In spite of our high unemployment, Apple (or any other of the technology companies in the US) could not find workers who would sit at a work station 8 to 14 hours a day assembling tiny devices even if they paid the U.S. minimum wage. ...What do you suppose the suicide rate or level of drug abuse would be among those mythical American workers?
While working conditions in China are harsh, they are no worse than the conditions in the company-owned towns in the U.S. coal mining or steel industries of 100 years ago. When you speak of underage workers being exploited, think of the textile mills with 12-year old girls working long hours under the harshest conditions in America 150 years ago.
True enough. Over time, though, we eventually did away with most of these harsh practices. Will China do the same, especially now that it's become the electronics sweatshop for the entire developed world?
My post "MegaUpload: The content cartel strikes back" also struck a nerve. In that one I argue that our law enforcement agencies seem to have morphed into copy protection agencies. Cringester T. C. agrees that the authorities seem to have their priorities askew:

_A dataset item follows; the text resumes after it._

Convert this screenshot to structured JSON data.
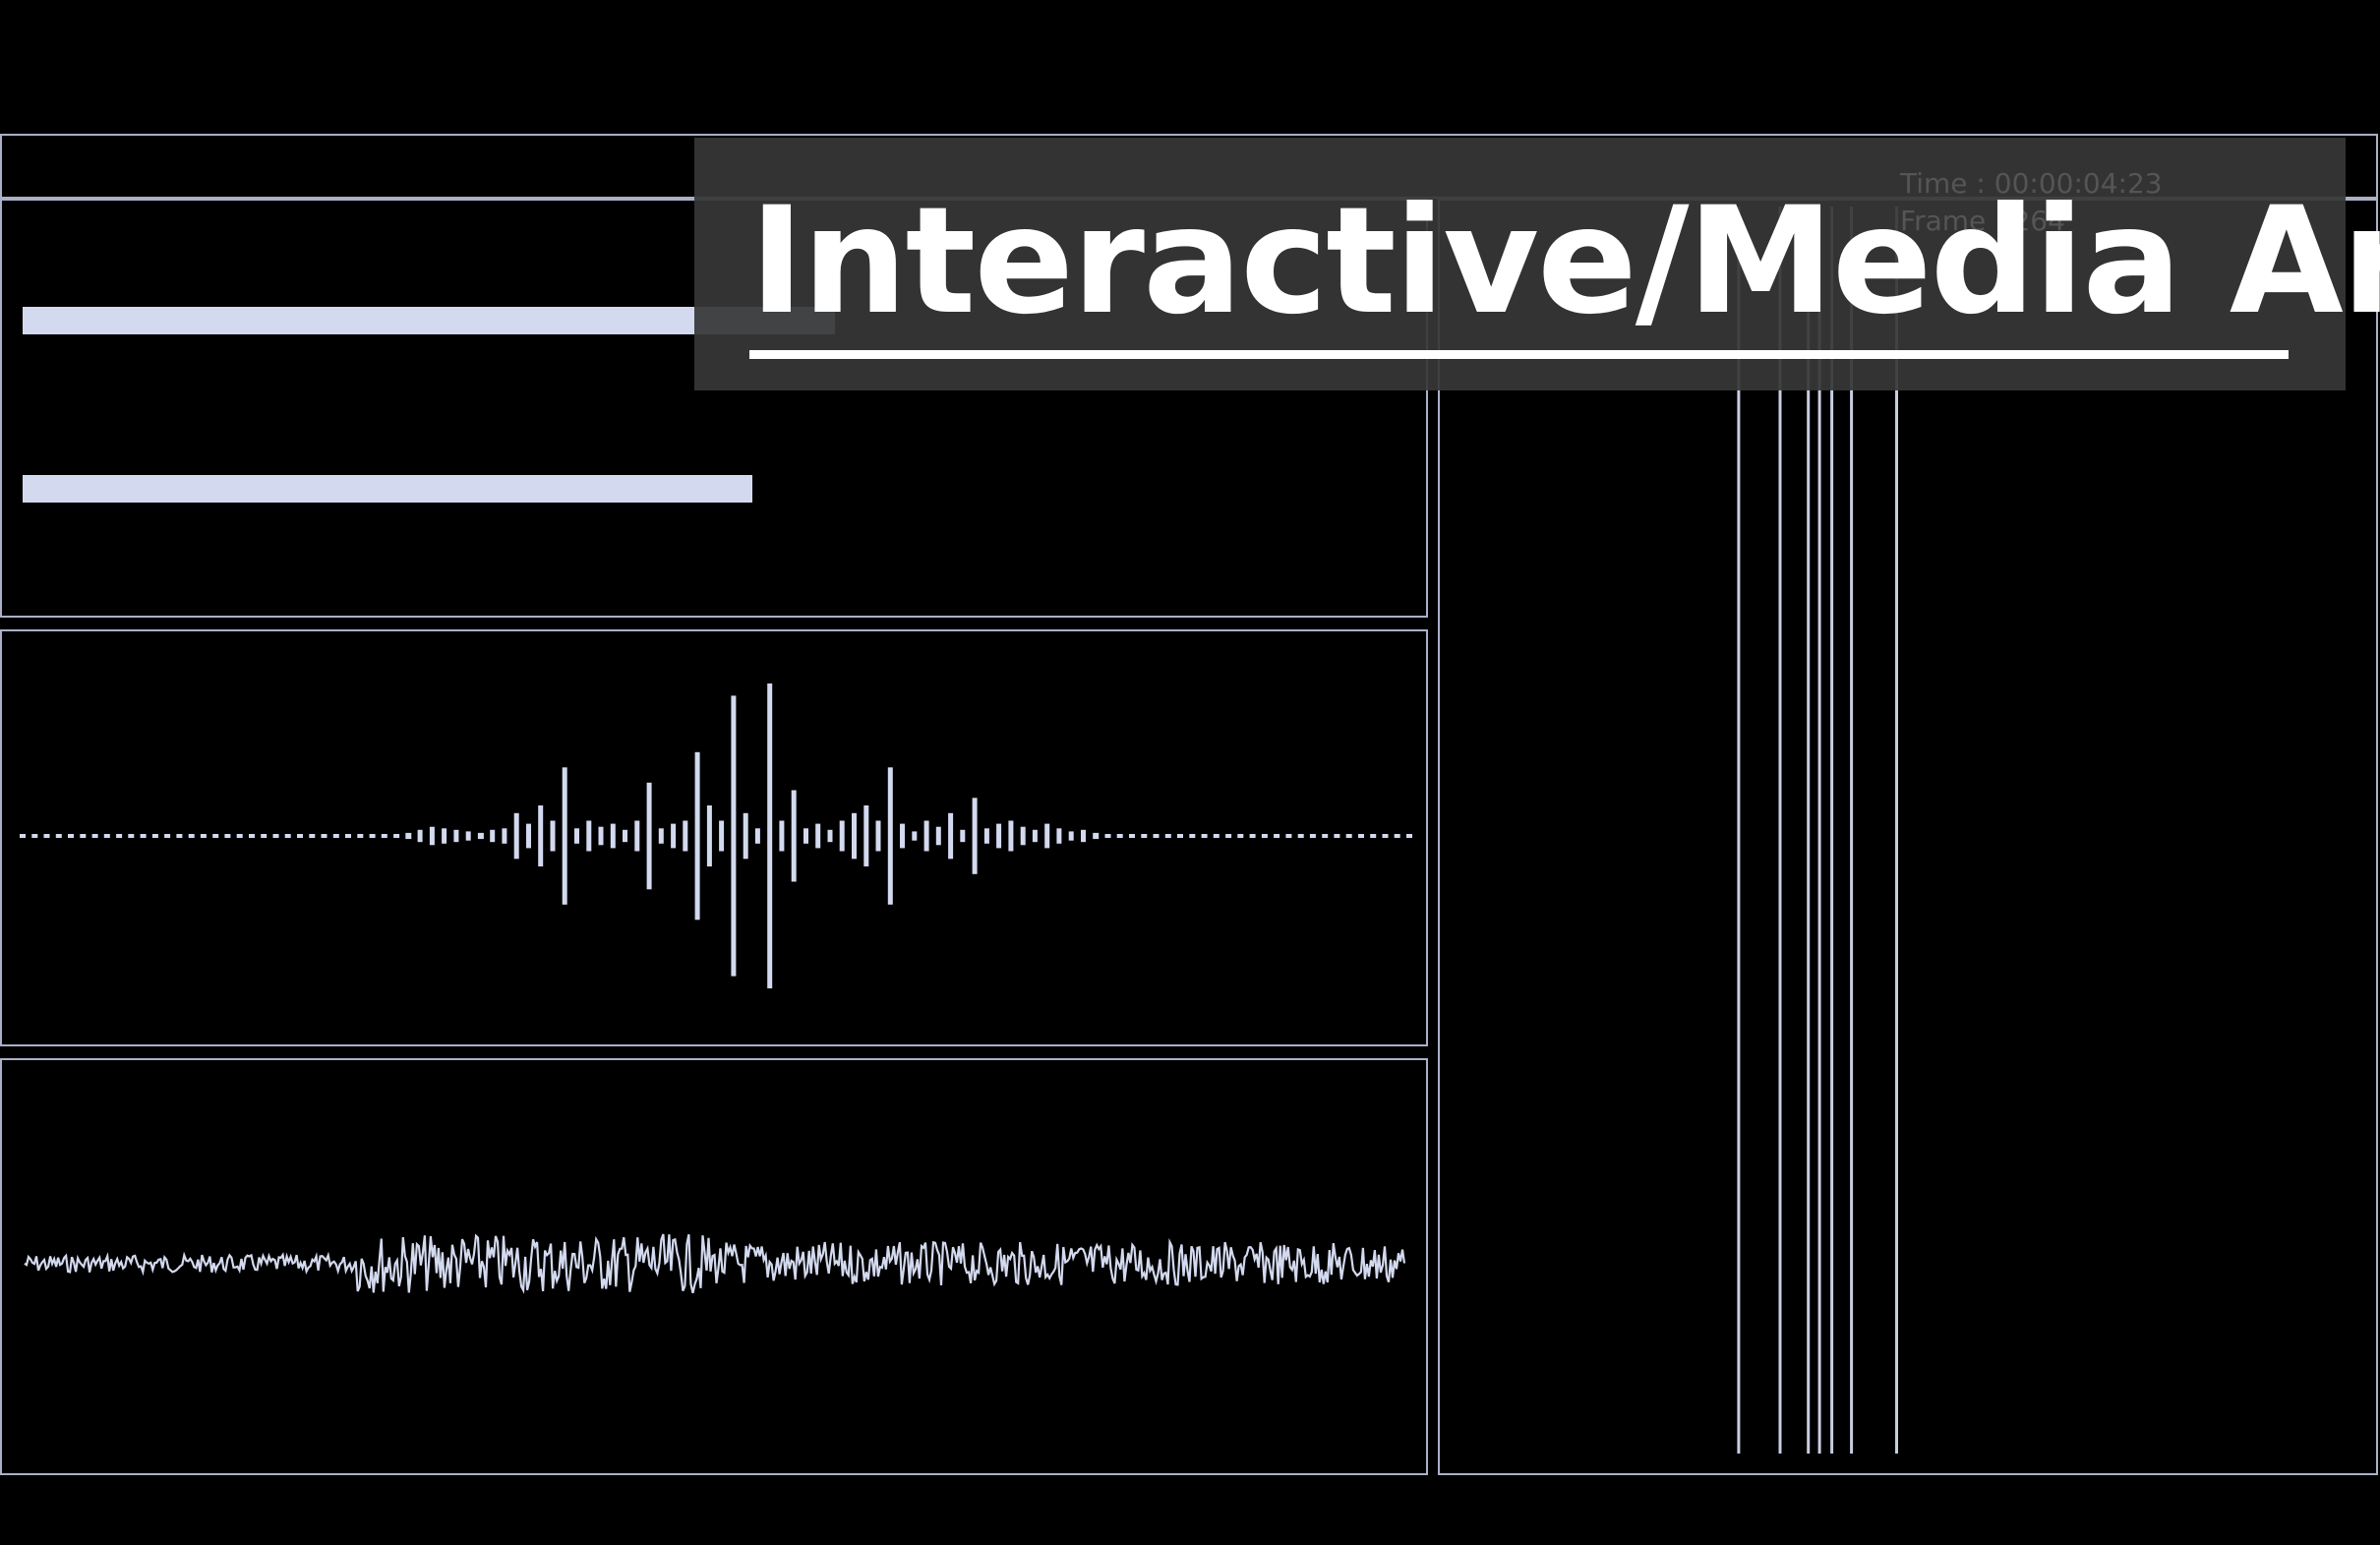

I can only ask why is it our FBI and other government offices can spend so much time on "lawbreakers" [who] download movies, share music, or anything of [that] nature, but when it comes to finding the nasty people who actually hurt others it's a bust, it seems.